Some Hashtags Are More Equal Than Others: Why Did #JeSuisCharlie Succeed, Whereas #BringBackOurGirls Evidently Failed?
17 January 2015
By Diana Moukalled
Do you remember last year's #BringBackOurGirls solidarity campaign? It was
launched in response to the abduction of around 300 girls from their school
in Nigeria by members of the extremist gang that calls itself Boko Haram.
These girls have not been returned to their families, and Boko Haram
continues to carry out horrific acts of violence and murder in the areas
under its control, with some estimates suggesting the group has killed more
than 2,000 people since the start of 2015.
The #BringBackOurGirls campaign attracted support from many notable
personalities and organizations from around the world, and was given ample
attention from the media, but it quickly withered away—and so here we are
today and the girls are still not with their families; they and others
kidnapped by the group are still missing. Not only that, the group has also
effectively co-opted some of those it has captured into becoming walking
human booby traps, forcing them to strap explosives around themselves and
detonate them in public places, killing both themselves and countless others.
This has happened in more than one operation carried out by Boko Haram. The
last and perhaps the most horrific occurred last week when, at the same time
that we were preoccupied with the #JeSuisCharlie campaign condemning violence
and supporting freedom of speech, a 10-year-old Nigerian girl, under pressure
from the extremist group, walked into a crowded market and blew herself up,
killing herself and around 20 other people.

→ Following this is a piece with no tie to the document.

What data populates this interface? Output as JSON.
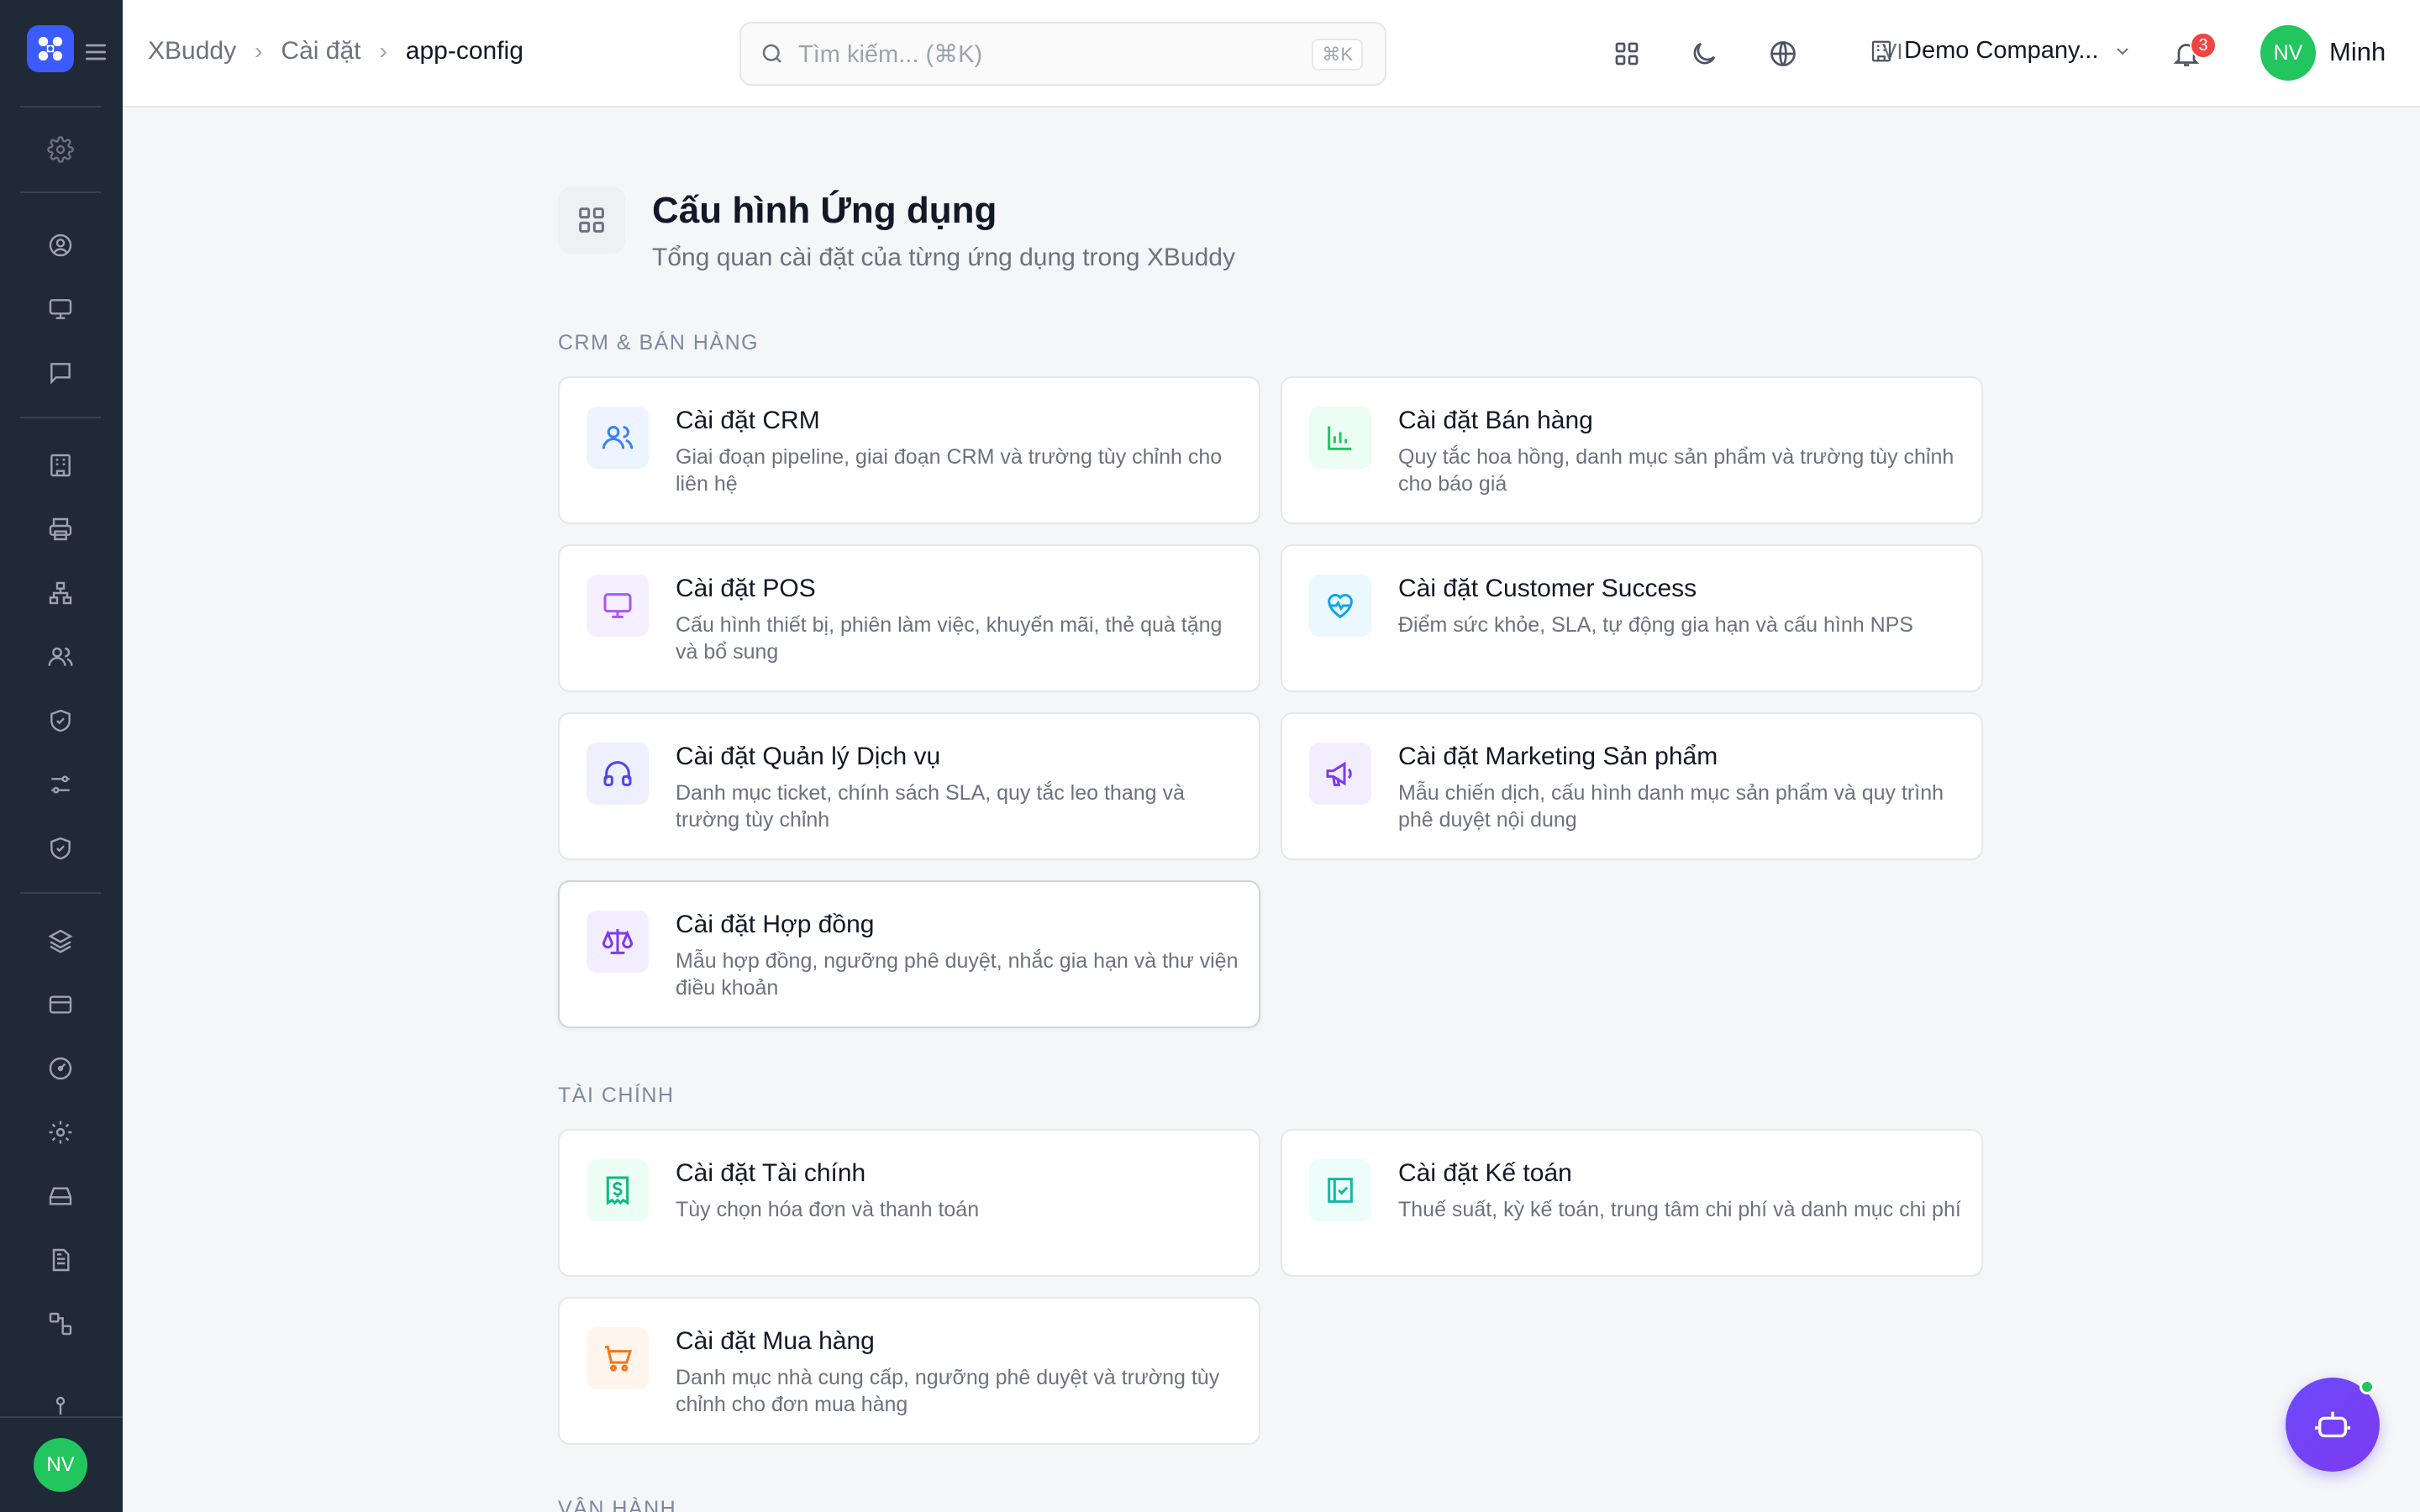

So, why did #JeSuisCharlie succeed in galvanizing widespread support, whereas
#BringBackOurGirls evidently failed to fulfill its purpose? This comparison
can also be expanded to allow us to contrast it with a number of other online
campaigns which attracted media attention, including several others which
were equally weighty—if not more so—but which did not seem to have the same
I don't think it unreasonable when examining the discrepancy between the
success of #JeSuisCharlie and the failure of #BringBackOurGirls to bring
questions of race, color and social class into the equation. However, I think
this would only be part of the answer.
As ''citizens'' of the social media world, we regularly find ourselves having
to react to what we see and hear on it, whether it happens close to us or
somewhere more remote. We feel obliged to express ourselves or react in some
way, for when you are silent in the world of social media, you wither away
and cease to exist. So, here in this world you have no choice but to express
your thoughts, your opinions, or clarify a position when faced with this or
that event. It is a kind of citizenship, whether you look at it through the
usual conception of the word, or the new, much wider one in which we now all
participate, whether we have agreed to or not.
The failure of the #BringBackOurGirls campaign shows us how such reactions to
events that have just occurred, when we are still caught in the heat of
moment, do not in truth help the people affected by those events. The right
response requires persistence and seriousness, as well regional and
international efforts and the proposal of long-term solutions; none of these
seem to have been present in the Nigerian case. So it would have been
impossible for a viral campaign such as this to have any effect on Boko Haram,
which is led by a man whose actions show him to be mentally unstable and
extremely violent. Millions of tweets mean nothing to such a man, who takes
refuge in ungoverned territory in Nigeria, coming out now and again to kill
and abduct as he pleases.
However, such solidarity campaigns, particularly those that receive much
attention on social media sites such as Twitter and Facebook, are not bad
things in themselves, even if they don't always end up achieving something
tangible on the ground. The difference between #JeSuisCharlie and #BringBackOurGirls
makes this point clear: expressing an opinion, having a reaction, spreading
awareness, or using slogans; all these things are cerebral in nature. Finding
effective solutions to problems and adequately confronting crises would seem
to be beyond some of the organizations seeking to mobilize public opinion and
action via social media. Solutions can only be applied by governments and
decision-makers in different countries.
#JeSuisCharlie was taken up by world leaders, even those who do not
necessarily believe in free speech or who seek to limit it themselves. But
the furor surrounding this slogan was much stronger than any refusal or
reluctance to get behind it. #BringBackOurGirls, on the other hand, was an
unfortunate, ''orphan slogan,'' one, which like the country it relates to,
has no-one to support, help or promote it.
Diana Moukalled is a prominent and well-respected TV journalist in the
Arab world thanks to her phenomenal show Bil Ayn Al-Mojarada (By The Naked
Eye), a series of documentaries on controversial areas and topics which airs
on Lebanon's leading local and satelite channel, Future Television. Diana
also is a veteran war correspondent, having covered both the wars in Iraq and
in Afghanistan, as well as the Isreali "Grapes of Wrath" massacre in southern
Lebanon. Ms. Moukalled has gained world wide recognition and was named one of
the most influential women in a special feature that ran in Time Magazine in